FRIDAY, Feb. 5, 2016 (HealthDay News) -- It's common for transplant centers to reject donor livers for the sickest patients on the transplant waiting list, a new study suggests.
That means those patients have a higher risk of death while they wait for a lifesaving transplant, the researchers found.
The new study reviewed 23,000 donor liver offers to 13,255 U.S. patients on the liver transplant waiting list between May 2007 and June 2013. It found that only 37 percent of the organ offers were accepted for the sickest patients on the list.
"We found that not only is there a wide variation in acceptance rates for donor organs among transplant centers, these variations directly correlated with whether the sickest patients would die waiting for a lifesaving transplant, with patients 27 percent more likely to die without a transplant for every 5 percent decrease in a center's adjusted organ offer acceptance rate," said study leader Dr. David Goldberg. He is an assistant professor of medicine at the University of Pennsylvania in Philadelphia.

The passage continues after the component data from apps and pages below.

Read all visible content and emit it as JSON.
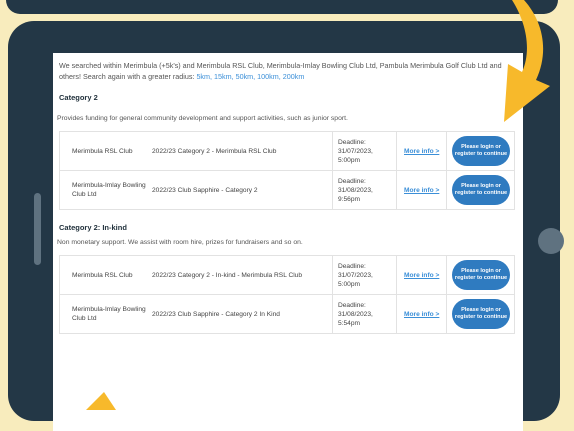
{
  "intro": {
    "text": "We searched within Merimbula (+5k's) and Merimbula RSL Club, Merimbula-Imlay Bowling Club Ltd, Pambula Merimbula Golf Club Ltd and others! Search again with a greater radius: ",
    "radius_links": [
      "5km,",
      "15km,",
      "50km,",
      "100km,",
      "200km"
    ]
  },
  "categories": [
    {
      "title": "Category 2",
      "description": "Provides funding for general community development and support activities, such as junior sport.",
      "rows": [
        {
          "club": "Merimbula RSL Club",
          "grant": "2022/23 Category 2 - Merimbula RSL Club",
          "deadline_label": "Deadline:",
          "deadline_date": "31/07/2023,",
          "deadline_time": "5:00pm",
          "more": "More info  >",
          "button": "Please login or register to continue"
        },
        {
          "club": "Merimbula-Imlay Bowling Club Ltd",
          "grant": "2022/23 Club Sapphire - Category 2",
          "deadline_label": "Deadline:",
          "deadline_date": "31/08/2023,",
          "deadline_time": "9:56pm",
          "more": "More info  >",
          "button": "Please login or register to continue"
        }
      ]
    },
    {
      "title": "Category 2: In-kind",
      "description": "Non monetary support. We assist with room hire, prizes for fundraisers and so on.",
      "rows": [
        {
          "club": "Merimbula RSL Club",
          "grant": "2022/23 Category 2 - In-kind - Merimbula RSL Club",
          "deadline_label": "Deadline:",
          "deadline_date": "31/07/2023,",
          "deadline_time": "5:00pm",
          "more": "More info  >",
          "button": "Please login or register to continue"
        },
        {
          "club": "Merimbula-Imlay Bowling Club Ltd",
          "grant": "2022/23 Club Sapphire - Category 2 In Kind",
          "deadline_label": "Deadline:",
          "deadline_date": "31/08/2023,",
          "deadline_time": "5:54pm",
          "more": "More info  >",
          "button": "Please login or register to continue"
        }
      ]
    }
  ],
  "colors": {
    "background": "#f8ecbd",
    "device": "#233746",
    "accent_arrow": "#f7b92b",
    "link": "#3b8fd8",
    "button": "#2f7bc0"
  }
}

The decision to accept or reject an organ is most often made by a transplant surgeon at a center. A number of factors go into the decision, including the donor's age, how well the donor liver matches the recipient for size, and the opinion of whether or not a patient lower on the priority list has a greater risk of dying and would be a better match for the organ, the researchers explained.
The size of a transplant center didn't predict whether a liver would be accepted. But, the researchers said they were surprised to find that centers in regions with more transplant centers were more likely to reject livers offered for the sickest patients.
Among transplant centers nationwide, acceptance rates of livers for the sickest patients ranged from 16 percent to 58 percent. The differences remained even when the researchers looked at the best-quality livers, according to the study published recently in the Journal of Hepatology.
"What this shows us is that these differences weren't based on geography, as centers in the same area -- in some cases, within a few miles of each other -- varied dramatically in the probability that they would accept an organ for the sickest patient, which determined in many cases whether the patient would live or die," Goldberg said in a university news release.
"The variability in life-or-death decisions among different transplant centers highlights that decisions of individual transplant centers, rather than geographic borders, are just as much of a source of inequities in transplant care," he added.
Reducing the differences between transplant centers may help provide more equal access to liver transplants and reduce deaths among patients on transplant waiting lists, the researchers said.
They suggested one possible way to achieve that is to make data on centers' organ acceptance rates public, and to include those rates when assessing center performance.
The American Liver Foundation has more about liver transplants.